(Beginning of The input)
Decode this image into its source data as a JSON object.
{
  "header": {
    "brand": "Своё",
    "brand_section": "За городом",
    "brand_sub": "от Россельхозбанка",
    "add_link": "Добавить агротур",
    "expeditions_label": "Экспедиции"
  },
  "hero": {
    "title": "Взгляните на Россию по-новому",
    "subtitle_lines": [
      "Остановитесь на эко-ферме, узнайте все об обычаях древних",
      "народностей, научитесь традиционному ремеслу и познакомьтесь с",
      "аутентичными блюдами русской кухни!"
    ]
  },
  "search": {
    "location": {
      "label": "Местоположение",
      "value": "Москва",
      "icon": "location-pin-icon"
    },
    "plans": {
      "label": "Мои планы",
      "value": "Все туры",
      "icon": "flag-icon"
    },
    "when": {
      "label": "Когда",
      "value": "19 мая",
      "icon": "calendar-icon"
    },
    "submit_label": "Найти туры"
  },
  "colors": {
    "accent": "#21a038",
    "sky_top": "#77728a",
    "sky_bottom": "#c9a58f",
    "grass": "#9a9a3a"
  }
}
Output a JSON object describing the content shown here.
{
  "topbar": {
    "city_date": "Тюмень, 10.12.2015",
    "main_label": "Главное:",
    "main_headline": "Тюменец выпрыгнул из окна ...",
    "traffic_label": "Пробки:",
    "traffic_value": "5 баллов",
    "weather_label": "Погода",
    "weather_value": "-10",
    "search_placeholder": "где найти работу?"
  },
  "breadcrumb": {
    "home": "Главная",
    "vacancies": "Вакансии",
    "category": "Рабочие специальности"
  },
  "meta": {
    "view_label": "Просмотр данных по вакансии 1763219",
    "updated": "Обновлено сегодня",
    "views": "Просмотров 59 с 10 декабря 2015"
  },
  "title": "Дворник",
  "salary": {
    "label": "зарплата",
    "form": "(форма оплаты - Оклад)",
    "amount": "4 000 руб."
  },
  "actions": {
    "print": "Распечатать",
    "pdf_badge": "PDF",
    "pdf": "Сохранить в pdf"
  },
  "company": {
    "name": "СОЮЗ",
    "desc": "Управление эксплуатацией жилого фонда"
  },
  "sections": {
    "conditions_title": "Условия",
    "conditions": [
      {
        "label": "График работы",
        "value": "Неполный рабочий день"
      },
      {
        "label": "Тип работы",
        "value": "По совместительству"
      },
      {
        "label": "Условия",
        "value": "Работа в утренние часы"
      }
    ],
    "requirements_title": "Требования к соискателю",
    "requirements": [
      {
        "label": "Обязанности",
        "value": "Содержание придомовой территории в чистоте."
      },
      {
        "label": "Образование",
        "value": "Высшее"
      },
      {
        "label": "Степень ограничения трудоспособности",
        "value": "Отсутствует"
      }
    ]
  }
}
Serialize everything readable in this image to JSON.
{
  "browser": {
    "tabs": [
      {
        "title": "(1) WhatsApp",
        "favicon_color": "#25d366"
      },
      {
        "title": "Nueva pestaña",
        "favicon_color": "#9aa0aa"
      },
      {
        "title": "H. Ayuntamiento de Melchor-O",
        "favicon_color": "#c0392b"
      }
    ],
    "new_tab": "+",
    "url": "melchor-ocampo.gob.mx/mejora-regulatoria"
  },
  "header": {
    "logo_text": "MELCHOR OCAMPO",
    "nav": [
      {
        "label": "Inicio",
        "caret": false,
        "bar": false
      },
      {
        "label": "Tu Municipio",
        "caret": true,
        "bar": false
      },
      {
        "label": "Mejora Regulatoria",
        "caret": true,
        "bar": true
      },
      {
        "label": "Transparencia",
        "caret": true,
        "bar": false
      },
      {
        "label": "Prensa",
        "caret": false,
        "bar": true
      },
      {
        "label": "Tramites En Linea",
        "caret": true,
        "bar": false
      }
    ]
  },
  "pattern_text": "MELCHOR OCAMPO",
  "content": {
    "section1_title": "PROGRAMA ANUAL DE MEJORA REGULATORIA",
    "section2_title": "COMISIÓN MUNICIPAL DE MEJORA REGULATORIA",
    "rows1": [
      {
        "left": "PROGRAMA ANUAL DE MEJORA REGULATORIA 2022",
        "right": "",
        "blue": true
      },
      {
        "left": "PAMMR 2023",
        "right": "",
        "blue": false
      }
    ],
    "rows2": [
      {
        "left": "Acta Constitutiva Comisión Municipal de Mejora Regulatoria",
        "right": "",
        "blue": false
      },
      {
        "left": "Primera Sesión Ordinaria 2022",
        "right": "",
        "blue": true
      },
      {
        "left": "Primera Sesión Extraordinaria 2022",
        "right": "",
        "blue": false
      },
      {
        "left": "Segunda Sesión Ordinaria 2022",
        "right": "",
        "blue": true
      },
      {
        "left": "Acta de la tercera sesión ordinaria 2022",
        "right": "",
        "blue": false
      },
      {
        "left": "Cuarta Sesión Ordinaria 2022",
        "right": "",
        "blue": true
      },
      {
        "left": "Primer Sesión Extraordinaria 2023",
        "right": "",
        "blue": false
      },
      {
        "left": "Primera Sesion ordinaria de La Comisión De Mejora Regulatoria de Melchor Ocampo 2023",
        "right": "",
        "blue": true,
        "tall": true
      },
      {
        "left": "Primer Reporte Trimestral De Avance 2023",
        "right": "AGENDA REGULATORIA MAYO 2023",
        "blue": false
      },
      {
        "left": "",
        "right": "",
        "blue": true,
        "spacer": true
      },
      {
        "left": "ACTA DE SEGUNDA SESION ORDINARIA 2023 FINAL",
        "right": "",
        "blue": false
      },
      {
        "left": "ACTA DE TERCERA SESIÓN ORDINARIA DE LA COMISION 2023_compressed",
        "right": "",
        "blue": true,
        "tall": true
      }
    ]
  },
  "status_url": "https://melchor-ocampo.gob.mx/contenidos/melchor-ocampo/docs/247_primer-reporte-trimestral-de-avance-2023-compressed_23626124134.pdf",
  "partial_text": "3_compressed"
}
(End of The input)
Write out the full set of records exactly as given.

Task solution ->
Decode this image into its source data as a JSON object.
{
  "header": {
    "brand": "Своё",
    "brand_section": "За городом",
    "brand_sub": "от Россельхозбанка",
    "add_link": "Добавить агротур",
    "expeditions_label": "Экспедиции"
  },
  "hero": {
    "title": "Взгляните на Россию по-новому",
    "subtitle_lines": [
      "Остановитесь на эко-ферме, узнайте все об обычаях древних",
      "народностей, научитесь традиционному ремеслу и познакомьтесь с",
      "аутентичными блюдами русской кухни!"
    ]
  },
  "search": {
    "location": {
      "label": "Местоположение",
      "value": "Москва",
      "icon": "location-pin-icon"
    },
    "plans": {
      "label": "Мои планы",
      "value": "Все туры",
      "icon": "flag-icon"
    },
    "when": {
      "label": "Когда",
      "value": "19 мая",
      "icon": "calendar-icon"
    },
    "submit_label": "Найти туры"
  },
  "colors": {
    "accent": "#21a038",
    "sky_top": "#77728a",
    "sky_bottom": "#c9a58f",
    "grass": "#9a9a3a"
  }
}
Output a JSON object describing the content shown here.
{
  "topbar": {
    "city_date": "Тюмень, 10.12.2015",
    "main_label": "Главное:",
    "main_headline": "Тюменец выпрыгнул из окна ...",
    "traffic_label": "Пробки:",
    "traffic_value": "5 баллов",
    "weather_label": "Погода",
    "weather_value": "-10",
    "search_placeholder": "где найти работу?"
  },
  "breadcrumb": {
    "home": "Главная",
    "vacancies": "Вакансии",
    "category": "Рабочие специальности"
  },
  "meta": {
    "view_label": "Просмотр данных по вакансии 1763219",
    "updated": "Обновлено сегодня",
    "views": "Просмотров 59 с 10 декабря 2015"
  },
  "title": "Дворник",
  "salary": {
    "label": "зарплата",
    "form": "(форма оплаты - Оклад)",
    "amount": "4 000 руб."
  },
  "actions": {
    "print": "Распечатать",
    "pdf_badge": "PDF",
    "pdf": "Сохранить в pdf"
  },
  "company": {
    "name": "СОЮЗ",
    "desc": "Управление эксплуатацией жилого фонда"
  },
  "sections": {
    "conditions_title": "Условия",
    "conditions": [
      {
        "label": "График работы",
        "value": "Неполный рабочий день"
      },
      {
        "label": "Тип работы",
        "value": "По совместительству"
      },
      {
        "label": "Условия",
        "value": "Работа в утренние часы"
      }
    ],
    "requirements_title": "Требования к соискателю",
    "requirements": [
      {
        "label": "Обязанности",
        "value": "Содержание придомовой территории в чистоте."
      },
      {
        "label": "Образование",
        "value": "Высшее"
      },
      {
        "label": "Степень ограничения трудоспособности",
        "value": "Отсутствует"
      }
    ]
  }
}
Serialize everything readable in this image to JSON.
{
  "browser": {
    "tabs": [
      {
        "title": "(1) WhatsApp",
        "favicon_color": "#25d366"
      },
      {
        "title": "Nueva pestaña",
        "favicon_color": "#9aa0aa"
      },
      {
        "title": "H. Ayuntamiento de Melchor-O",
        "favicon_color": "#c0392b"
      }
    ],
    "new_tab": "+",
    "url": "melchor-ocampo.gob.mx/mejora-regulatoria"
  },
  "header": {
    "logo_text": "MELCHOR OCAMPO",
    "nav": [
      {
        "label": "Inicio",
        "caret": false,
        "bar": false
      },
      {
        "label": "Tu Municipio",
        "caret": true,
        "bar": false
      },
      {
        "label": "Mejora Regulatoria",
        "caret": true,
        "bar": true
      },
      {
        "label": "Transparencia",
        "caret": true,
        "bar": false
      },
      {
        "label": "Prensa",
        "caret": false,
        "bar": true
      },
      {
        "label": "Tramites En Linea",
        "caret": true,
        "bar": false
      }
    ]
  },
  "pattern_text": "MELCHOR OCAMPO",
  "content": {
    "section1_title": "PROGRAMA ANUAL DE MEJORA REGULATORIA",
    "section2_title": "COMISIÓN MUNICIPAL DE MEJORA REGULATORIA",
    "rows1": [
      {
        "left": "PROGRAMA ANUAL DE MEJORA REGULATORIA 2022",
        "right": "",
        "blue": true
      },
      {
        "left": "PAMMR 2023",
        "right": "",
        "blue": false
      }
    ],
    "rows2": [
      {
        "left": "Acta Constitutiva Comisión Municipal de Mejora Regulatoria",
        "right": "",
        "blue": false
      },
      {
        "left": "Primera Sesión Ordinaria 2022",
        "right": "",
        "blue": true
      },
      {
        "left": "Primera Sesión Extraordinaria 2022",
        "right": "",
        "blue": false
      },
      {
        "left": "Segunda Sesión Ordinaria 2022",
        "right": "",
        "blue": true
      },
      {
        "left": "Acta de la tercera sesión ordinaria 2022",
        "right": "",
        "blue": false
      },
      {
        "left": "Cuarta Sesión Ordinaria 2022",
        "right": "",
        "blue": true
      },
      {
        "left": "Primer Sesión Extraordinaria 2023",
        "right": "",
        "blue": false
      },
      {
        "left": "Primera Sesion ordinaria de La Comisión De Mejora Regulatoria de Melchor Ocampo 2023",
        "right": "",
        "blue": true,
        "tall": true
      },
      {
        "left": "Primer Reporte Trimestral De Avance 2023",
        "right": "AGENDA REGULATORIA MAYO 2023",
        "blue": false
      },
      {
        "left": "",
        "right": "",
        "blue": true,
        "spacer": true
      },
      {
        "left": "ACTA DE SEGUNDA SESION ORDINARIA 2023 FINAL",
        "right": "",
        "blue": false
      },
      {
        "left": "ACTA DE TERCERA SESIÓN ORDINARIA DE LA COMISION 2023_compressed",
        "right": "",
        "blue": true,
        "tall": true
      }
    ]
  },
  "status_url": "https://melchor-ocampo.gob.mx/contenidos/melchor-ocampo/docs/247_primer-reporte-trimestral-de-avance-2023-compressed_23626124134.pdf",
  "partial_text": "3_compressed"
}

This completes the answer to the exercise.